Co-developed with Carl Zeiss®, the SAL2470Z model is a wide angle 24-70mm zoom lens with a large f/2.8 aperture, ideally suited for discerning landscape and portrait photography. Constructed of 17 elements in 13 groups with two aspheric elements and two extra-low dispersion elements, this lens exhibits excellent contrast and center-to-edge resolution. Its exclusive Carl Zeiss T∗ (T star) coating technology provides higher light transmission, and minimizes flare to produce images of luminous clarity, color and sharpness.
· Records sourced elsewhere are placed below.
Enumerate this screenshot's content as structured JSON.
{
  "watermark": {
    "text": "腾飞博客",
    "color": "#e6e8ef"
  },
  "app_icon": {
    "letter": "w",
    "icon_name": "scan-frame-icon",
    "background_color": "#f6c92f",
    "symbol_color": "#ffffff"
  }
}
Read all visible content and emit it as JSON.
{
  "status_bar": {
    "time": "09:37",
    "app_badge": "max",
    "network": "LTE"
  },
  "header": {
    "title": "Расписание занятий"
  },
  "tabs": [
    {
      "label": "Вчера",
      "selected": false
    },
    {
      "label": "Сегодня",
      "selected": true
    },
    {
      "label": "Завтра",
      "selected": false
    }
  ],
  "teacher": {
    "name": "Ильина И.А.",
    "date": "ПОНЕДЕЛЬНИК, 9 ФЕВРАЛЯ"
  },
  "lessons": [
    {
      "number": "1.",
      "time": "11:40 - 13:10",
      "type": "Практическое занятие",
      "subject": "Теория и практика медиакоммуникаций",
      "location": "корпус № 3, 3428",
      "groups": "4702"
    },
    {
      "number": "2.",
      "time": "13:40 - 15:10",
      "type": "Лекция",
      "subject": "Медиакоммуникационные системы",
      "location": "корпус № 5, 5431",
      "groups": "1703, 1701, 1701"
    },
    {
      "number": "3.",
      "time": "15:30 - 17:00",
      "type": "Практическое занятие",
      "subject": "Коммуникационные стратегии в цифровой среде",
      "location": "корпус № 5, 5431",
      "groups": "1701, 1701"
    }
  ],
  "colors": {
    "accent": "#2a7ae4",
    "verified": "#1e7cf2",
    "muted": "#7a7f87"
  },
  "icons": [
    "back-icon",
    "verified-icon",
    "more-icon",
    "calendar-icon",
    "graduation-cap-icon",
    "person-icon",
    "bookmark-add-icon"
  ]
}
The SAL2470Z lens excels in difficult lighting circumstances thanks to its f/2.8 aperture, which remains constant throughout the focal length range. The nine-blade, circular iris is especially useful in controlling background defocusing in portrait and landscape images. Combined with Sony's in-camera Super SteadyShot® system, this lens is the only compatible large aperture standard zoom with the benefit of image stabilization available in the industry.

Quick and precise focusing is delivered by Sony's Super Sonic wave Motor (SSM) technology. This SSM system utilizes a solid-state focus drive motor that features silent, high-speed response with high-torque and fine rotational control - especially important for large, wide aperture lenses. A mode selector for manual and automatic focus as well as a focus hold control is provided on the lens barrel.

70-300mm f/4.5-5.6 G
The SAL70300G lens incorporates the optical performance of Sony's G series in a compact and flexible telephoto zoom lens ideal for sports and portrait photography. Constructed of 16 elements in 11 groups, with one extra-low dispersion element, this lens offers superb contrast and sharpness across its wide focal length range.

The use of extra-low dispersion glass compensates for chromatic aberrations which challenge long telephoto zoom lens design, maintaining excellent optical characteristics from center to periphery. Internal focus construction not only realizes compact size, but also a close focusing capability of just 47 inches (1.2m), unusual for a lens of this focal length range.

Like the SAL2470Z, focus drive is provided by Sony's Super Sonic wave Motor (SSM) technology. Silent and highly accurate, the SSM system is ideal for providing larger lenses with the speed and rotational precision often required by telephoto shooting. To match auto focus operation to the situation, a focus range limiter can be set to a minimum distance of three meters. A lens barrel mounted focus hold button locks focus if desired.

Price and AvailabilityBoth lenses will be available this spring. The Vario-Sonnar T∗ 24-70mm f/2.8 ZA lens will be available for about $1,750 and the 7...

Click here to read the rest of this article from Digital Photo Magazine